SINGAPORE - Japanese electronics retailer Nojima Corp is making a conditional cash offer for Courts Asia at $0.205 per share as it seeks to gain a strong foothold in South-east Asia.
The offer price represents a premium of about 35 per cent above Courts' closing price on Wednesday (Jan 16), and a premium of about 36.1 per cent, 34.3 per cent and 23.3 per cent above the volume-weighted average price (VWAP) per share for the one-month, three-month and six-month period respectively. Courts shares closed at 15.2 cents on Thursday.
Trading in Courts shares were halted before the market opened on Friday, but its stock price has been on a tear since the trading halt lifted just after the midday market break. As at 2.36pm, its shares were trading 4.8 cents or 31.6 per cent higher at 20 cents, 2.5 per cent under Nojima's offer price per share.
The counter, which averaged a turnover of 255,000 shares over the last 15 trading days, was also seeing comparatively heavy trading, with 1.59 million shares changing hands.
The offer is conditional upon unit Nojima Asia Pacific having received by the close of the offer sufficient valid acceptances that together with the shares owned by Nojima, and any parties acting in concert with it, results in more than 50 per cent of the shares in issue and outstanding. Nojima has received an undertaking from Singapore Retail Group (SRG), under which SRG has agreed to irrevocably tender all its 382 million shares translating to a 73.8 per cent stake in the company. Once SRG accepts, the offer will turn unconditional.
Tokyo-listed Nojima is an electrical appliance retail chain mainly dealing with the sale of consumer digital appliances, and has a headcount of over 8,000 employees worldwide. It has a market capitalisation of $1.4 billion and earned revenues of $6.1 billion for the financial year ended March 2018.
After the offer is completed, Nojima may undertake a "strategic and operational review of Courts, with a view to realising synergies, economies of scale, cost efficiencies and growth potential."
It will also consider delisting Courts from the Singapore Exchange if it gets enough acceptances to do so.
Explaining the rationale behind the acquisition, Nojima said it has been mulling over entering the consumer appliance retail market in South-east Asia, and that synergies can be created between the two retail groups, including cross-selling to an enlarged customer base, economies of scale, improvement of productivity and cost efficiencies, as well as knowledge sharing.
It also highlighted that shareholders can use the offer as an exit opportunity given Courts' low trading liquidity. "The closing price of the shares have not been at or above the offer price since 27 July 2018," it added.
The offer document will be dispatched to shareholders in 14-21 days from the date of the offer announcement.
The board said on Friday it appoint an independent financial adviser (IFA). The advice of the IFA and the recommendation of the company's independent directors will be issued to shareholders via a circular within two weeks from the offer document.

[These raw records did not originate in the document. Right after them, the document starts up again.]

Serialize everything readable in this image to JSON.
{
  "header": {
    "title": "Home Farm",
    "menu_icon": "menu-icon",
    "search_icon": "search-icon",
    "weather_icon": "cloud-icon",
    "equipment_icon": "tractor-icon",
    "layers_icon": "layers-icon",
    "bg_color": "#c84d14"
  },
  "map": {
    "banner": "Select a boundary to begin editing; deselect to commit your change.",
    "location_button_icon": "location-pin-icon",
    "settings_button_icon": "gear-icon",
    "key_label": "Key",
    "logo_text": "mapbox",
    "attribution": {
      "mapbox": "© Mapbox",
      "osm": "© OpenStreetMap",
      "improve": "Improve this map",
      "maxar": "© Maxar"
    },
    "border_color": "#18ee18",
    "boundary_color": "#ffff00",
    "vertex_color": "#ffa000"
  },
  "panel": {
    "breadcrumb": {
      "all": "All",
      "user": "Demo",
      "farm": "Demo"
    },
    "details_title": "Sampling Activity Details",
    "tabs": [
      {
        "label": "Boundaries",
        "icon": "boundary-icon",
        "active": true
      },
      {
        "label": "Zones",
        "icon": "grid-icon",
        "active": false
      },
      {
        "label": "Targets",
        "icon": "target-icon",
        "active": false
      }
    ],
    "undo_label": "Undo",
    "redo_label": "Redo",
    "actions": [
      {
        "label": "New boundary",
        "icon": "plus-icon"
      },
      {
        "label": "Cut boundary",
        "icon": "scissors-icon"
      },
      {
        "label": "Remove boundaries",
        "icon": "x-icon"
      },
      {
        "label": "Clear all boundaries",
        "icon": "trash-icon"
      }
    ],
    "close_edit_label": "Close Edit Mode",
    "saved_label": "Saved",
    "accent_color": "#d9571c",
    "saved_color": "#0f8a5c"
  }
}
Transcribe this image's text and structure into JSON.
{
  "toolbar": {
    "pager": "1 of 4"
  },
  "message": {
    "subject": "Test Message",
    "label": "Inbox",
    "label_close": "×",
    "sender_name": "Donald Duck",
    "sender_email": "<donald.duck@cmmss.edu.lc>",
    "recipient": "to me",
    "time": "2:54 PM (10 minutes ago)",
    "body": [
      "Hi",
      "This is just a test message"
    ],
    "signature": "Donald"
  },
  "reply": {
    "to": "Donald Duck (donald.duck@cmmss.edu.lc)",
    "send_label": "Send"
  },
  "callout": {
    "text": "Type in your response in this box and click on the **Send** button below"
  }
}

Courts posted a net loss of $3.1 million for its fiscal second quarter, sinking into the red from a net profit of $1.5 million for the same period a year earlier, weighed down by lower gross profit margins and revenue. Revenue for the three months ended Sept 30, 2018, fell 6.4 per cent to $165.1 million as its Singapore operations reported lower revenue owing to lower earned service charge income and corporate sales.
Courts announced on Tuesday it will close one of its Indonesian megastores in Tangerang as it was historically not profitable and to avoid high rental costs over the remaining lease term. It also bought a property in Jakarta for $9.36 million and said it will restructure its megastore there.